genus which includes some species of small evergreen shrubs, sometimes cultivated as lively or annual plants, originating in Central America. The cestrum nocturnum have long erect stems, slightly falling at the apex, which form large tufts, which tend to widen, given that the plant produces new stems throughout the vegetative period; the stems are 50-100 cm long and carry numerous oval leaves, bright green, shiny, pointed, alternate; they tend to be slightly climbing. Throughout the summer, large rounded inflorescences bloom at the apex of the stems, consisting of numerous elongated tubular flowers, white, yellow, orange, red or purple, sometimes intensely fragrant. To favor a more prolonged flowering it is good to cut the stems that carry the withered inflorescences at the base; at the end of summer the flowers give way to small rounded berries, green, red-brown when ripe.
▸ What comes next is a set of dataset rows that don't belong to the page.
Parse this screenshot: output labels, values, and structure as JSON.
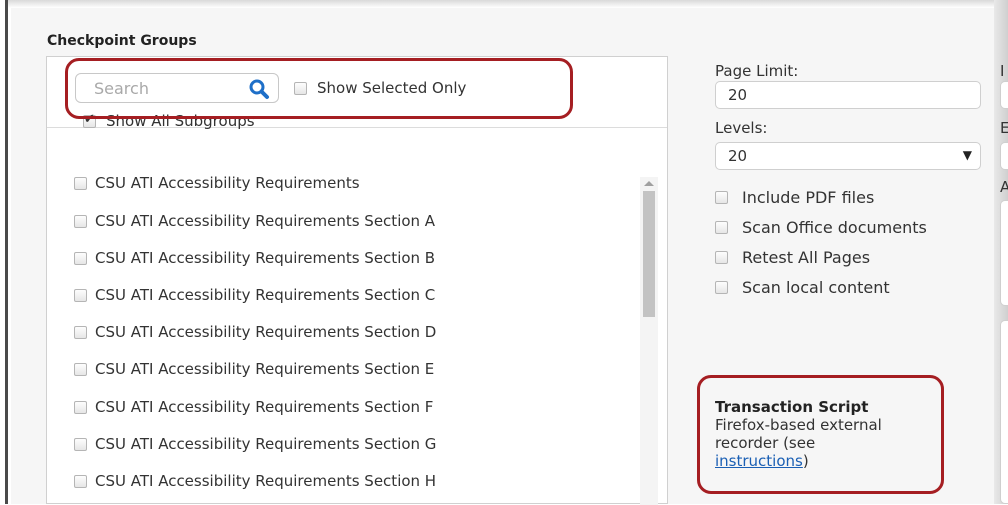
{
  "checkpoint_groups": {
    "title": "Checkpoint Groups",
    "search": {
      "placeholder": "Search",
      "value": ""
    },
    "show_selected_only": {
      "label": "Show Selected Only",
      "checked": false
    },
    "show_all_subgroups": {
      "label": "Show All Subgroups",
      "checked": true
    },
    "items": [
      {
        "label": "CSU ATI Accessibility Requirements",
        "checked": false
      },
      {
        "label": "CSU ATI Accessibility Requirements Section A",
        "checked": false
      },
      {
        "label": "CSU ATI Accessibility Requirements Section B",
        "checked": false
      },
      {
        "label": "CSU ATI Accessibility Requirements Section C",
        "checked": false
      },
      {
        "label": "CSU ATI Accessibility Requirements Section D",
        "checked": false
      },
      {
        "label": "CSU ATI Accessibility Requirements Section E",
        "checked": false
      },
      {
        "label": "CSU ATI Accessibility Requirements Section F",
        "checked": false
      },
      {
        "label": "CSU ATI Accessibility Requirements Section G",
        "checked": false
      },
      {
        "label": "CSU ATI Accessibility Requirements Section H",
        "checked": false
      }
    ]
  },
  "settings": {
    "page_limit": {
      "label": "Page Limit:",
      "value": "20"
    },
    "levels": {
      "label": "Levels:",
      "value": "20"
    },
    "options": [
      {
        "label": "Include PDF files",
        "checked": false
      },
      {
        "label": "Scan Office documents",
        "checked": false
      },
      {
        "label": "Retest All Pages",
        "checked": false
      },
      {
        "label": "Scan local content",
        "checked": false
      }
    ],
    "transaction_script": {
      "title": "Transaction Script",
      "description": "Firefox-based external recorder (see",
      "link": "instructions",
      "suffix": ")"
    },
    "partial_labels": [
      "I",
      "E",
      "A"
    ]
  },
  "colors": {
    "highlight": "#a51e22",
    "link": "#1a5fb4"
  }
}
Cestrum nocturnum it produces greenish-yellow flowers, which bloom only at night, giving off a very intense perfume, which some find unpleasant, the ripe berries are white.
THE cestrum nocturnum they should be planted in a very sunny place, or even in shady areas for a few hours of the day; they can generally bear temperatures of a few degrees below zero, in places with very harsh winters they must be protected, from October to February, with tnt.
The night jasmine is a only partially rustic variety and therefore it fears the cold more than the other species; for this reason, it is a plant suitable only for areas with mild winters. Being climbing plants, with flexible stems, it is good to remember to place them in a place protected from the wind.